It really made me so sad.

I ended up having to add two scriptures to the first four poems, just to give them the context.

Poor clueless kids!

And since I’m lamenting about all this, I thought I would post the poems for you (with the scriptures) so you can see what I’m talking about.


Mammon*

“And Adam called his wife’s name Eve; because
she was the mother of all living.” (Gen. 3:20)


I.

Laurel tossed, we leave ourselves
lost as we are
the wanton world our choice.

We ate to know,
we ache now to be
known as we are.

Moving, a glance over our
slumped shoulders,
vows broken by our voice,
we trail our glory
through the earth we tread.

Our feet leaving a
path we can never retrace.

II.

We have heaven on our feet,
clinging to the remains of our
garden selves. With a glance,
I know his thoughts. Still, his
choice was his. But blame is
easier than belief. Silently, we
tread. I look forward, wishing
my leaves were living. Wanting
to be known as I am, now.

III.

I remember
the flora,
and the sweet
smell of laurel,
and the feeling of
ease and of eternity.

I remember
the fruit,
and one forbidden
as it was.

I remember
what I wanted:
to know.
I wasn’t beguiled,
I was born.

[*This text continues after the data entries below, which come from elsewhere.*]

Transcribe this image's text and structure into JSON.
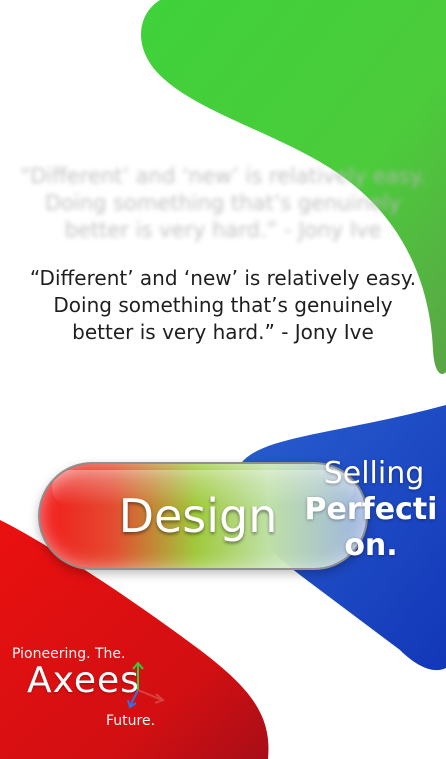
{
  "quote": {
    "lines": [
      "“Different’ and ‘new’ is relatively easy.",
      "Doing something that’s genuinely",
      "better is very hard.” - Jony Ive"
    ]
  },
  "pill": {
    "label": "Design"
  },
  "tagline": {
    "line1": "Selling",
    "line2": "Perfecti",
    "line3": "on."
  },
  "logo": {
    "top_text": "Pioneering. The.",
    "word": "Axees",
    "bottom_text": "Future."
  },
  "colors": {
    "green": "#4fd13a",
    "blue": "#1f47c8",
    "red": "#d40f10",
    "text": "#1f1f1f"
  },
  "icons": [
    "axes-icon"
  ]
}
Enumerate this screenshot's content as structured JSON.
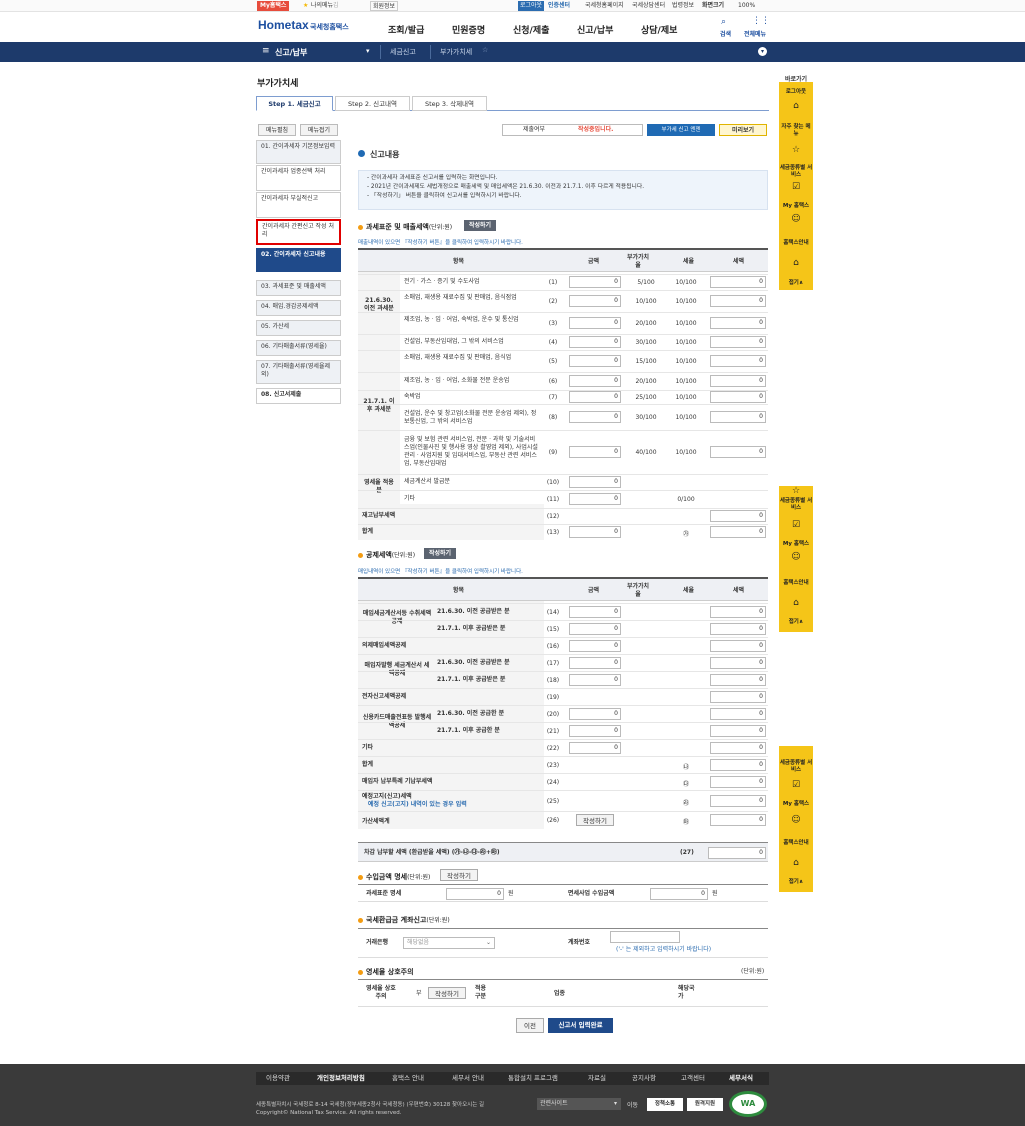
{
  "topbar": {
    "my_hometax": "My홈택스",
    "favorites": "나의메뉴",
    "user_name": "김",
    "member_info": "회원정보",
    "logout": "로그아웃",
    "auth_center": "인증센터",
    "nts_homepage": "국세청홈페이지",
    "nts_consult": "국세상담센터",
    "info": "법령정보",
    "zoom_label": "화면크기",
    "zoom_value": "100%"
  },
  "header": {
    "logo_en": "Hometax",
    "logo_ko": "국세청홈택스",
    "search": "검색",
    "all_menu": "전체메뉴",
    "gnb": [
      "조회/발급",
      "민원증명",
      "신청/제출",
      "신고/납부",
      "상담/제보"
    ]
  },
  "subnav": {
    "menu": "신고/납부",
    "crumb1": "세금신고",
    "crumb2": "부가가치세"
  },
  "page": {
    "title": "부가가치세",
    "tabs": [
      "Step 1. 세금신고",
      "Step 2. 신고내역",
      "Step 3. 삭제내역"
    ],
    "expand": "메뉴펼침",
    "collapse": "메뉴접기",
    "sidebar": [
      {
        "label": "01. 간이과세자 기본정보입력",
        "state": "normal"
      },
      {
        "label": "간이과세자 업종선택 처리",
        "state": "sub"
      },
      {
        "label": "간이과세자 부실적신고",
        "state": "sub"
      },
      {
        "label": "간이과세자 간편신고 작성 처리",
        "state": "highlight"
      },
      {
        "label": "02. 간이과세자 신고내용",
        "state": "active"
      },
      {
        "label": "03. 과세표준 및 매출세액",
        "state": "normal"
      },
      {
        "label": "04. 매입.경감공제세액",
        "state": "normal"
      },
      {
        "label": "05. 가산세",
        "state": "normal"
      },
      {
        "label": "06. 기타매출서류(영세율)",
        "state": "normal"
      },
      {
        "label": "07. 기타매출서류(영세율제외)",
        "state": "normal"
      },
      {
        "label": "08. 신고서제출",
        "state": "normal"
      }
    ],
    "status_label": "제출여부",
    "status_value": "작성중입니다.",
    "guide_btn": "부가세 신고 엔젠",
    "preview_btn": "미리보기"
  },
  "section_title": "신고내용",
  "notice": [
    "- 간이과세자 과세표준 신고서를 입력하는 화면입니다.",
    "- 2021년 간이과세제도 세법개정으로 매출세액 및 매입세액은 21.6.30. 이전과 21.7.1. 이후 다르게 적용됩니다.",
    "- 「작성하기」 버튼을 클릭하여 신고서를 입력하시기 바랍니다."
  ],
  "sales": {
    "title": "과세표준 및 매출세액",
    "unit": "(단위:원)",
    "write_btn": "작성하기",
    "hint": "매출내역이 있으면 『작성하기 버튼』을 클릭하여 입력하시기 바랍니다.",
    "col_item": "항목",
    "col_amount": "금액",
    "col_rate": "부가가치율",
    "col_taxrate": "세율",
    "col_tax": "세액",
    "group1": "21.6.30. 이전 과세분",
    "group2": "21.7.1. 이후 과세분",
    "group3": "영세율 적용분",
    "rows": [
      {
        "label": "전기ㆍ가스ㆍ증기 및 수도사업",
        "no": "(1)",
        "amount": "0",
        "rate": "5/100",
        "taxrate": "10/100",
        "tax": "0"
      },
      {
        "label": "소매업, 재생용 재료수집 및 판매업, 음식점업",
        "no": "(2)",
        "amount": "0",
        "rate": "10/100",
        "taxrate": "10/100",
        "tax": "0"
      },
      {
        "label": "제조업, 농ㆍ임ㆍ어업, 숙박업, 운수 및 통신업",
        "no": "(3)",
        "amount": "0",
        "rate": "20/100",
        "taxrate": "10/100",
        "tax": "0"
      },
      {
        "label": "건설업, 부동산임대업, 그 밖의 서비스업",
        "no": "(4)",
        "amount": "0",
        "rate": "30/100",
        "taxrate": "10/100",
        "tax": "0"
      },
      {
        "label": "소매업, 재생용 재료수집 및 판매업, 음식업",
        "no": "(5)",
        "amount": "0",
        "rate": "15/100",
        "taxrate": "10/100",
        "tax": "0"
      },
      {
        "label": "제조업, 농ㆍ임ㆍ어업, 소화물 전문 운송업",
        "no": "(6)",
        "amount": "0",
        "rate": "20/100",
        "taxrate": "10/100",
        "tax": "0"
      },
      {
        "label": "숙박업",
        "no": "(7)",
        "amount": "0",
        "rate": "25/100",
        "taxrate": "10/100",
        "tax": "0"
      },
      {
        "label": "건설업, 운수 및 창고업(소화물 전문 운송업 제외), 정보통신업, 그 밖의 서비스업",
        "no": "(8)",
        "amount": "0",
        "rate": "30/100",
        "taxrate": "10/100",
        "tax": "0"
      },
      {
        "label": "금융 및 보험 관련 서비스업, 전문ㆍ과학 및 기술서비스업(인물사진 및 행사용 영상 촬영업 제외), 사업시설관리ㆍ사업지원 및 임대서비스업, 부동산 관련 서비스업, 부동산임대업",
        "no": "(9)",
        "amount": "0",
        "rate": "40/100",
        "taxrate": "10/100",
        "tax": "0"
      },
      {
        "label": "세금계산서 발급분",
        "no": "(10)",
        "amount": "0",
        "rate": "",
        "taxrate": "",
        "tax": ""
      },
      {
        "label": "기타",
        "no": "(11)",
        "amount": "0",
        "rate": "",
        "taxrate": "0/100",
        "tax": ""
      },
      {
        "label": "재고납부세액",
        "no": "(12)",
        "amount": "",
        "rate": "",
        "taxrate": "",
        "tax": "0"
      },
      {
        "label": "합계",
        "no": "(13)",
        "amount": "0",
        "rate": "",
        "taxrate": "㉮",
        "tax": "0"
      }
    ]
  },
  "deduct": {
    "title": "공제세액",
    "unit": "(단위:원)",
    "write_btn": "작성하기",
    "hint": "매입내역이 있으면 『작성하기 버튼』을 클릭하여 입력하시기 바랍니다.",
    "col_item": "항목",
    "col_amount": "금액",
    "col_rate": "부가가치율",
    "col_taxrate": "세율",
    "col_tax": "세액",
    "g1": "매입세금계산서등 수취세액공제",
    "g2": "의제매입세액공제",
    "g3": "매입자발행 세금계산서 세액공제",
    "g4": "전자신고세액공제",
    "g5": "신용카드매출전표등 발행세액공제",
    "g6": "기타",
    "g7": "합계",
    "g8": "매입자 납부특례 기납부세액",
    "g9": "예정고지(신고)세액",
    "g9sub": "예정 신고(고지) 내역이 있는 경우 입력",
    "g10": "가산세액계",
    "rows": [
      {
        "sub": "21.6.30. 이전 공급받은 분",
        "no": "(14)",
        "amount": "0",
        "mark": "",
        "tax": "0"
      },
      {
        "sub": "21.7.1. 이후 공급받은 분",
        "no": "(15)",
        "amount": "0",
        "mark": "",
        "tax": "0"
      },
      {
        "sub": "",
        "no": "(16)",
        "amount": "0",
        "mark": "",
        "tax": "0"
      },
      {
        "sub": "21.6.30. 이전 공급받은 분",
        "no": "(17)",
        "amount": "0",
        "mark": "",
        "tax": "0"
      },
      {
        "sub": "21.7.1. 이후 공급받은 분",
        "no": "(18)",
        "amount": "0",
        "mark": "",
        "tax": "0"
      },
      {
        "sub": "",
        "no": "(19)",
        "amount": "",
        "mark": "",
        "tax": "0"
      },
      {
        "sub": "21.6.30. 이전 공급한 분",
        "no": "(20)",
        "amount": "0",
        "mark": "",
        "tax": "0"
      },
      {
        "sub": "21.7.1. 이후 공급한 분",
        "no": "(21)",
        "amount": "0",
        "mark": "",
        "tax": "0"
      },
      {
        "sub": "",
        "no": "(22)",
        "amount": "0",
        "mark": "",
        "tax": "0"
      },
      {
        "sub": "",
        "no": "(23)",
        "amount": "",
        "mark": "㉯",
        "tax": "0"
      },
      {
        "sub": "",
        "no": "(24)",
        "amount": "",
        "mark": "㉰",
        "tax": "0"
      },
      {
        "sub": "",
        "no": "(25)",
        "amount": "",
        "mark": "㉱",
        "tax": "0"
      },
      {
        "sub": "",
        "no": "(26)",
        "amount": "작성하기",
        "mark": "㉲",
        "tax": "0"
      }
    ],
    "final_label": "차감 납부할 세액 (환급받을 세액) (㉮-㉯-㉰-㉱+㉲)",
    "final_no": "(27)",
    "final_value": "0"
  },
  "income": {
    "title": "수입금액 명세",
    "unit": "(단위:원)",
    "write_btn": "작성하기",
    "tax_label": "과세표준 명세",
    "tax_value": "0",
    "won1": "원",
    "exempt_label": "면세사업 수입금액",
    "exempt_value": "0",
    "won2": "원"
  },
  "refund": {
    "title": "국세환급금 계좌신고",
    "unit": "(단위:원)",
    "bank_label": "거래은행",
    "bank_placeholder": "해당없음",
    "account_label": "계좌번호",
    "account_hint": "('-' 는 제외하고 입력하시기 바랍니다)"
  },
  "zero": {
    "title": "영세율 상호주의",
    "unit": "(단위:원)",
    "label": "영세율 상호주의",
    "value": "부",
    "write_btn": "작성하기",
    "apply": "적용구분",
    "biz": "업종",
    "country": "해당국가"
  },
  "actions": {
    "prev": "이전",
    "complete": "신고서 입력완료"
  },
  "quick": {
    "title": "바로가기",
    "items": [
      "로그아웃",
      "자주 찾는 메뉴",
      "세금종류별 서비스",
      "My 홈택스",
      "홈택스안내",
      "접기∧"
    ],
    "items2": [
      "세금종류별 서비스",
      "My 홈택스",
      "홈택스안내",
      "접기∧"
    ]
  },
  "footer": {
    "links": [
      "이용약관",
      "개인정보처리방침",
      "홈택스 안내",
      "세무서 안내",
      "통합설치 프로그램",
      "자료실",
      "공지사항",
      "고객센터",
      "세무서식"
    ],
    "address": "세종특별자치시 국세청로 8-14 국세청(정부세종2청사 국세청동) (우편번호) 30128  찾아오시는 길",
    "copyright": "Copyright© National Tax Service. All rights reserved.",
    "related": "관련사이트",
    "go": "이동",
    "badge1": "정책소통",
    "badge2": "원격지원",
    "wa": "WA"
  },
  "colors": {
    "navy": "#1d3a6b",
    "active": "#1f4a8a",
    "accent": "#f39c12",
    "quick": "#f5c518",
    "highlight": "#e00000",
    "footer": "#3a3a3a"
  }
}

And I tread,
knowing the truth
of myself.

IV.

The look is still in his eye, but
belief is there as well. Time has
made the sweat of his brow make
him. Our children wonder what
it was that made us choose. The
serpent underfoot is under felt.
And still, we tread, and trail our
glory through the earth, our feet
leaving a path traced by our world.

* “No man can serve two masters: for either he will hate the one, and love the other; or else he will hold to the one, and despise the other. Ye cannot serve God and mammon.” (Matt. 6:24)

3 comments:

Mz. Liz said...

Liz - this is majestic. I have always just wanted to sit and pick Eve's mind about all different sorts of things. I think shes the most misunderstood and greatest heroine ever. Thank you for this -

Favorite image: remains of heaven's leaves clinging to their feet. You're amazing.

Rachel said...

I loved this. You're so amazing.

Quixotic Healer said...

Hello! It's Mary (Your new Midsummer/Harry Potter friend).

I loved that I could hear your voice in the introduction, but that in the poetry you have truly captured Eve!